Also, mr. Dicker has the outstanding skill of letting you believe one where the truth is exactly the opposite, quite alike the best Agatha Christie mysteries. Also, I half thought that he was American as that’s where the book is situated, but he’s from Switzerland. At least for me the feeling he gave off in describing the setting (a small town in New England) was very believable. I’ve never been to U.S.A. and everything I know is from books, so I might be mistaken. An American reader of the book might think it was all wrong, do tell me if you know better on this.

My copy is a Finnish translation, and I thought I couldn’t finish 809 pages on board, no chance. There are a lot of short interlude chapters on the way, making it a bit faster read compared to a book of similar length with less chapters. One should pay attention to the interludes though, as they tell a story all their own. The story goes on in so many levels one must really use some concentration to keep in mind who said what and when and to whom.

I appreciated how the main character had very believable faults. There was one point that stuck out a bit, but if you haven’t read the book I shan’t go into any more detail. Even that little hitch had a point in the story and added a whole another level. Somehow it just was as smoothly inserted as some other plot moves. All in all, I don’t think it’s that major a fault, just something I didn’t find quite logically sound.
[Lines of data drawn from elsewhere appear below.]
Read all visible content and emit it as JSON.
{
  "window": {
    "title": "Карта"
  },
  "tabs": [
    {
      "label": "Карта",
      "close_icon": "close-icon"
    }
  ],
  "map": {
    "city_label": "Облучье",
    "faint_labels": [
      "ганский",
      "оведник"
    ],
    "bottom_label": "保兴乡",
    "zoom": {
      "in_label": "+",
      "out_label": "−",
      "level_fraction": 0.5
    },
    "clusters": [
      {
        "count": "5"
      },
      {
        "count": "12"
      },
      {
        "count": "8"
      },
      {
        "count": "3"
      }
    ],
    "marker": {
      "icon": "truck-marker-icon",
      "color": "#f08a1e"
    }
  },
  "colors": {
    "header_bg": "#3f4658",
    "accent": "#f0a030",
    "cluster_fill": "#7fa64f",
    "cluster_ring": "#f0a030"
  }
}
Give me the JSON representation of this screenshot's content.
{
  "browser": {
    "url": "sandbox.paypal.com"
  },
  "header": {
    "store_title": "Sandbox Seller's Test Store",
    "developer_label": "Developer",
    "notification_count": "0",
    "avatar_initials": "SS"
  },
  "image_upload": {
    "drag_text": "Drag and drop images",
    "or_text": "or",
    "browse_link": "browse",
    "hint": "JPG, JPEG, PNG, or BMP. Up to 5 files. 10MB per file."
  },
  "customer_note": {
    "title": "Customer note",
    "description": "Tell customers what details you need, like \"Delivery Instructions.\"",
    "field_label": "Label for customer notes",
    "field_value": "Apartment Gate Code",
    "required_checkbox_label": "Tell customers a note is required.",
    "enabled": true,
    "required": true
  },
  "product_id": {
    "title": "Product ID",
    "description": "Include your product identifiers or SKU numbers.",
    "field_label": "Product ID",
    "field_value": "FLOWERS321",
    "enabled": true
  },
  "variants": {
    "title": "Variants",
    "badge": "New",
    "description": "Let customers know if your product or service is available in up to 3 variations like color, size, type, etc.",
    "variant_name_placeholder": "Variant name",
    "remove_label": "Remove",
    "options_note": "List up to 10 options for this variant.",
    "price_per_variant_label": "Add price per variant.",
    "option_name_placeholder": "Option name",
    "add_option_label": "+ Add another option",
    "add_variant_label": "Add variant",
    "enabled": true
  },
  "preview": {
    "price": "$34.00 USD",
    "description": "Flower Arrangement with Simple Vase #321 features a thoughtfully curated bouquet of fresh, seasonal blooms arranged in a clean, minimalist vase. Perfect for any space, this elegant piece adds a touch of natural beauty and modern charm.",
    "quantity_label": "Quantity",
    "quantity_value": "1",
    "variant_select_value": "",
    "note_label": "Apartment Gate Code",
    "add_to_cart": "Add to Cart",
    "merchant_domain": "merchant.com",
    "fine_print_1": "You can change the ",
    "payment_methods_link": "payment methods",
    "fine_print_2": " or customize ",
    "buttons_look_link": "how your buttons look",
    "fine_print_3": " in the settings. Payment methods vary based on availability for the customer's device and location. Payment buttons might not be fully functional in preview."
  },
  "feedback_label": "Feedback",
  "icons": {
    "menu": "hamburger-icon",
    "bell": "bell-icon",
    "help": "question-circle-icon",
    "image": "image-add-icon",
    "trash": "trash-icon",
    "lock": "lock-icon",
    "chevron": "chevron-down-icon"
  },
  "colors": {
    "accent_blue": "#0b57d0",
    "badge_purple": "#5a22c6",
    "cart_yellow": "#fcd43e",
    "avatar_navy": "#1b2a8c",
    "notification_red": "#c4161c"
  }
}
The supporting cast were also sound characters, acting out all the same mistakes everyday people make. And when one gets around to digging, we all have our secrets, just like these imaginary ones. Theirs are just on average weirder than with me or you… or let’s at least just agree that it’s so.

All in all, were I in the habit of dishing out stars, this would get a 4,99/5. Not a full five, but so close it’s almost the same thing. So, if you’re into thrillers or crime books or just a good read in general, do give it a try.

I think in the end we did get to the bottom of the Harry Quebert affair. We must have.